## Exercise details
Lines with "Connect" in them are to be located in the listing below and copied.

## Record excerpts
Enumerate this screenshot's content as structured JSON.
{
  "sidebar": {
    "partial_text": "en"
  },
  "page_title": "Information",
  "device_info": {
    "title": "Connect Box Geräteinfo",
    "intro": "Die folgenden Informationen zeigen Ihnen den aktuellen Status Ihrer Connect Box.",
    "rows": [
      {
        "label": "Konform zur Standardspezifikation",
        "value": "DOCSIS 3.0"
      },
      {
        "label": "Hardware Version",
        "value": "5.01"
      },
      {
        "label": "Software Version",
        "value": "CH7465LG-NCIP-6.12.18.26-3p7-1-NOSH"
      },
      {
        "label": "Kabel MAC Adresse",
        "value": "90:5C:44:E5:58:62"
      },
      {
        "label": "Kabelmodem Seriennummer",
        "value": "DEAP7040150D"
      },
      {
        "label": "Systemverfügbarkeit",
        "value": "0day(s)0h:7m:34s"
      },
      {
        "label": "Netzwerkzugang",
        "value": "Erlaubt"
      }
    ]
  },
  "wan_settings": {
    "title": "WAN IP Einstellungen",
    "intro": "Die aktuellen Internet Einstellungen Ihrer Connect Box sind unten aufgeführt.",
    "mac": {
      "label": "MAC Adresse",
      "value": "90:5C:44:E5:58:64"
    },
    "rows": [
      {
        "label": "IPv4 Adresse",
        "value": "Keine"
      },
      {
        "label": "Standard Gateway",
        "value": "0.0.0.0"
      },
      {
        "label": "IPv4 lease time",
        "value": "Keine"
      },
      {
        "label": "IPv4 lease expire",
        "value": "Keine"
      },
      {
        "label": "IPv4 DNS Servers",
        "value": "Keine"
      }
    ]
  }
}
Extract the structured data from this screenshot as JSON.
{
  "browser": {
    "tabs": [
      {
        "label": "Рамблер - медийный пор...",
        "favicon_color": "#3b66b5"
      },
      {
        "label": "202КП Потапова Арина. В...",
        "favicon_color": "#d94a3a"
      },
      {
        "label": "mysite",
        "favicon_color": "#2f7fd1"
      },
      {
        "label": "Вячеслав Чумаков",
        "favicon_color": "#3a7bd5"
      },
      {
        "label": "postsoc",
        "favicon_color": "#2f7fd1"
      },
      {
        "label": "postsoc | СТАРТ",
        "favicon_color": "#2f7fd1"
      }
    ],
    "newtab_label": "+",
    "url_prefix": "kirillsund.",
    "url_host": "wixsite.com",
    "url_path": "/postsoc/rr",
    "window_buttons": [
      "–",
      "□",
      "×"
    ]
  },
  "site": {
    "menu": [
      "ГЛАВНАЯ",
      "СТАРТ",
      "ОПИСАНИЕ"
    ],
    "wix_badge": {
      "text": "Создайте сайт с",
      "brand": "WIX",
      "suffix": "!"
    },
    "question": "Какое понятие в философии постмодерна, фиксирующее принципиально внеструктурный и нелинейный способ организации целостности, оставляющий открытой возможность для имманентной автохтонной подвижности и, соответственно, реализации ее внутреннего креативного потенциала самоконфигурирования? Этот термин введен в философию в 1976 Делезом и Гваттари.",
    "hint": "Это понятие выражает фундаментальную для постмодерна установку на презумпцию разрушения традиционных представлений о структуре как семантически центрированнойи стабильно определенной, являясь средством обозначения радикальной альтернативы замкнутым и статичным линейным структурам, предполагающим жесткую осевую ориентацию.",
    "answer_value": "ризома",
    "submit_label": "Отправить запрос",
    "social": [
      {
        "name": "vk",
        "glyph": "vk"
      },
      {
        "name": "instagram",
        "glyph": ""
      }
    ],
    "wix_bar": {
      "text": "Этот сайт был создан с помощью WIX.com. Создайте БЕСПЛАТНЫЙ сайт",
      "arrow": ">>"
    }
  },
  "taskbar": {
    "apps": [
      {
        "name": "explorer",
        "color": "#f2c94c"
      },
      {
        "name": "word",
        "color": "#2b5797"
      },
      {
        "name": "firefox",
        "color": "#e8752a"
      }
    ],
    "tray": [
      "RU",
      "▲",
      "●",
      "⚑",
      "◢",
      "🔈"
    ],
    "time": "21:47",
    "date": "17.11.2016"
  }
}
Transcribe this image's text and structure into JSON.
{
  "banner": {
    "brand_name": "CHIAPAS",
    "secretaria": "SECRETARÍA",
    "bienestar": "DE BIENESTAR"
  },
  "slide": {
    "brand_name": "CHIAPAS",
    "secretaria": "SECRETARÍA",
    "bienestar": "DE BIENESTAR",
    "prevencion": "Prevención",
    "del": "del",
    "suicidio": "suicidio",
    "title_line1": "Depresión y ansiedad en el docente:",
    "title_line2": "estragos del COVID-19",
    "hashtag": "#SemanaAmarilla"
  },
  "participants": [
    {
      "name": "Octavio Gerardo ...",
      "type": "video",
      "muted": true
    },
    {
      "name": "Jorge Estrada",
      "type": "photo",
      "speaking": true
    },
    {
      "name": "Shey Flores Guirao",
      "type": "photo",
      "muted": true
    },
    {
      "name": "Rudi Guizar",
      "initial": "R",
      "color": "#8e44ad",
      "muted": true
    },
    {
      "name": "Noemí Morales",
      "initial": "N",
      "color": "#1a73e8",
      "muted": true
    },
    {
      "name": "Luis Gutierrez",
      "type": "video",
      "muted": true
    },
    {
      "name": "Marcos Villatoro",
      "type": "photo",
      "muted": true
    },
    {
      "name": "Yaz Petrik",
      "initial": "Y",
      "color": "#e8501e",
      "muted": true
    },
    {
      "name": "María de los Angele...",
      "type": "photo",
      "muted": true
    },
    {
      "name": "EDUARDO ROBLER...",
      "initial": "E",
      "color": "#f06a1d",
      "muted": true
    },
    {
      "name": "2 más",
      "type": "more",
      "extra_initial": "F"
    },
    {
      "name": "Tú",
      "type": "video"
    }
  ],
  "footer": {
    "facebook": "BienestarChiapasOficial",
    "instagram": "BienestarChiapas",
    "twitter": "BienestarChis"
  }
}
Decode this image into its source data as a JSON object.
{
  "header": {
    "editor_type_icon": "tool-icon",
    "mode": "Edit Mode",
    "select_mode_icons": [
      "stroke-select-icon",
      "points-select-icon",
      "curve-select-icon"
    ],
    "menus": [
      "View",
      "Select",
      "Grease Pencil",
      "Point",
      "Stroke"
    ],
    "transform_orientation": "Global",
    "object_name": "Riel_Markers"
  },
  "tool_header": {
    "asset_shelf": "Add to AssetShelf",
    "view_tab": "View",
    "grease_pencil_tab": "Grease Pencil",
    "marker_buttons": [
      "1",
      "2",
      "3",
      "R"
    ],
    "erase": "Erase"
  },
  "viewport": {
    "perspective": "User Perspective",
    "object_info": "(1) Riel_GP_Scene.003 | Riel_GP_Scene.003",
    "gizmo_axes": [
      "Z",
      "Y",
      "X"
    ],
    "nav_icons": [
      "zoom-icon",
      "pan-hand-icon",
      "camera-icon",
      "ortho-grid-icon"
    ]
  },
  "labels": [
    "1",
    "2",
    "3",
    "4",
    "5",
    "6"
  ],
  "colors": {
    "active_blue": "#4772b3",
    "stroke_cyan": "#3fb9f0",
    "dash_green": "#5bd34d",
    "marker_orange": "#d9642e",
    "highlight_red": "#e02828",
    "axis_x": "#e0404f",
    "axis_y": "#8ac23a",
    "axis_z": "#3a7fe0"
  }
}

## Response to this exercise
    "title": "Connect Box Geräteinfo",
    "intro": "Die folgenden Informationen zeigen Ihnen den aktuellen Status Ihrer Connect Box.",
    "intro": "Die aktuellen Internet Einstellungen Ihrer Connect Box sind unten aufgeführt.",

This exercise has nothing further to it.